Magyar News, 2002. szeptember-2003. augusztus (13. évfolyam, 1-12. szám)

2002-09-01 / 1. szám

Bálint Vázsonyi in the Washington Times on Medgyessy Was a Communist Informer Demonstraters take to the street been canceled without notice or negotia­tions. Further, a general "political cleansing," affording room for personal vendetta, is under way. A widely reported example: The new culture minister dismissed the music director of Budapest's famed Opera House, effective immediately. The reason? The music director had been appointed under the previous government. That his contract had four years left to run was nullified by the fact that, some time ago, he had failed to cast the wife of the present culture minister in a leading role.

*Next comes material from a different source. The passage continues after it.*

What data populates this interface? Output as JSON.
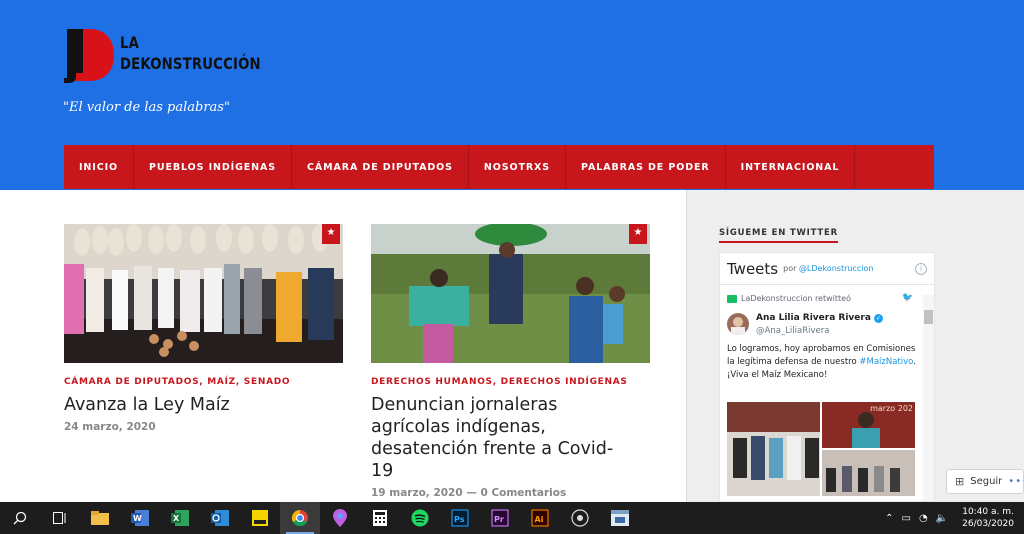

For the first time in a decade, serious demonstrations took place in Budapest, and, also for the first time, serious police action was deployed against the demon­strators — often elderly, retired people. It is difficult to gauge whether the story has run its course or whether this important NATO ally still in the middle of a crisis. Adverse commentary around Europe appears to be fizzling out after some con­siderable initial concern. But as yet, no one knows for sure just what Peter Medgyessy did during his years as a trusted communist informer. Page 1 In 1990, at the time of the regime change, Hungary decided not to pursue or punish the many who — in one way or another — served the communist regime, so it is not unusual to find ex-com­munists in various important positions. In 1994, the former communists were even elected to run the country for a term, reconstituted as the Hungarian Socialist Party. But an informer as prime minister is something new. According to the published document, Peter Medgyessy was promoted to first lieutenant of the secret police in 1978, when his services under the code name D- 209 became even more important than before. All that time, Mr. Medgyessy appeared to be working at the Ministry of Finance. What has become clear is that his real superiors sat in the dreaded Ministry of the Interior, overseer of all state securi­ty, including counterespionage. Mr. Medgyessy was able to form a gov­ernment at the end of May because the Free Democrats agreed to a coalition with the Socialists. Even so, his majority is almost as slender as that of the Democrats in the U.S. Senate. In 1990, the Free Democrats, organized their party to ensure that communists would never again touch the levers of power. While they have long abandoned their original charter, an informer of the communist secret police as prime minister appeared more than they were able to swallow. Still, after signs of an impending earth­quake, the Free Democrats must have struck yet another deal, for any talk of withdrawing from the coalition — and forcing the resignation of Mr. Medgyessy's government — disappeared literally in the dead of night. Apparently, they were content with a public apology for not informing the voters before the elections, which Mr. Medgyessy provided repeatedly and with gusto. While doing so, he also assured the electorate that he had harmed no one and that he had undertaken this assignment "to assist Hungary's entry into the International Monetary Fund." Even if we believe Mr. Medgyessy's story, questions remain. The published document, which con­firms his promotion in 1978, gives the year of his entry into the service as 1961. That was a time when the Hungarian govern­ment — no doubt on Soviet instructions — was still engaged in hanging teenagers for participation in the 1956 uprising. Sooner or later, details of his service dur­ing those long years will have to be dis­closed. As well as ending up with fabulous rich­es in a poor country, Mr. Medgyessy was appointed deputy prime minister under the Soviet occupation. Considerable services rendered by him appear reasonable to pre­sume. Incidentally Foreign Minister László Kovács, president of the now-rul­ing Socialist Party was still writing books of effusive praise about the Bolshevik Party, and the Soviet Union as the sole source of economic bliss in the world, dur­ing the 1970s. Under these circumstances, it will not come as a surprise that methods used dur­ing the communist decades have acquired a new currency in Hungary. The office of the prime minister owns the printing plant that, under long-term contract, puts out the daily issues of Magyar Nemzet — the newspaper that broke the story. That printing contract has Left: Demonstraters gather in front of the Hungarian Socialist Party building. Right: The riot police enter the scene to dis­perse the crowd. Photos from Magyar Nemzet